Task item:
Nothing should be left out: repeat all the data exactly.

-------- Dataset records --------

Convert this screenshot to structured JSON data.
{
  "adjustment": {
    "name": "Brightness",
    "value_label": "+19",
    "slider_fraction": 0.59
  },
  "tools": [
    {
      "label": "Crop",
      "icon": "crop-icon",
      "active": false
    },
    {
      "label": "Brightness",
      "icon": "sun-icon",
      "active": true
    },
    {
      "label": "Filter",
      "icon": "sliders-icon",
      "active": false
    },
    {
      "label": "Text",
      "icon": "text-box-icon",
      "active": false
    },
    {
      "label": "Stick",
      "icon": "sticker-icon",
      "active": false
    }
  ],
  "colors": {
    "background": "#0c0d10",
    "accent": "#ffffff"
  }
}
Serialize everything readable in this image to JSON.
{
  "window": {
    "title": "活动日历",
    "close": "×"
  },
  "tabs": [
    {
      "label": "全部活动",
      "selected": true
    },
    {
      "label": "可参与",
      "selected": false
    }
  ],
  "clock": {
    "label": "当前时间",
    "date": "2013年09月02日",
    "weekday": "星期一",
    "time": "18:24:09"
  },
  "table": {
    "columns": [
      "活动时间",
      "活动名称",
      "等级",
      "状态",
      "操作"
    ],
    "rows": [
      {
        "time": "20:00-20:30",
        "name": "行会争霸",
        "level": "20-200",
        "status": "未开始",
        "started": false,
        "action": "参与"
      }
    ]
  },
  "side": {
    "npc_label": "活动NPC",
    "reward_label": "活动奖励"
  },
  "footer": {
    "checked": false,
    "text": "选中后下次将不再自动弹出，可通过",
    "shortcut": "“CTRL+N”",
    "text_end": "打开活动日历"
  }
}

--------

Written solution:
Convert this screenshot to structured JSON data.
{
  "adjustment": {
    "name": "Brightness",
    "value_label": "+19",
    "slider_fraction": 0.59
  },
  "tools": [
    {
      "label": "Crop",
      "icon": "crop-icon",
      "active": false
    },
    {
      "label": "Brightness",
      "icon": "sun-icon",
      "active": true
    },
    {
      "label": "Filter",
      "icon": "sliders-icon",
      "active": false
    },
    {
      "label": "Text",
      "icon": "text-box-icon",
      "active": false
    },
    {
      "label": "Stick",
      "icon": "sticker-icon",
      "active": false
    }
  ],
  "colors": {
    "background": "#0c0d10",
    "accent": "#ffffff"
  }
}
Serialize everything readable in this image to JSON.
{
  "window": {
    "title": "活动日历",
    "close": "×"
  },
  "tabs": [
    {
      "label": "全部活动",
      "selected": true
    },
    {
      "label": "可参与",
      "selected": false
    }
  ],
  "clock": {
    "label": "当前时间",
    "date": "2013年09月02日",
    "weekday": "星期一",
    "time": "18:24:09"
  },
  "table": {
    "columns": [
      "活动时间",
      "活动名称",
      "等级",
      "状态",
      "操作"
    ],
    "rows": [
      {
        "time": "20:00-20:30",
        "name": "行会争霸",
        "level": "20-200",
        "status": "未开始",
        "started": false,
        "action": "参与"
      }
    ]
  },
  "side": {
    "npc_label": "活动NPC",
    "reward_label": "活动奖励"
  },
  "footer": {
    "checked": false,
    "text": "选中后下次将不再自动弹出，可通过",
    "shortcut": "“CTRL+N”",
    "text_end": "打开活动日历"
  }
}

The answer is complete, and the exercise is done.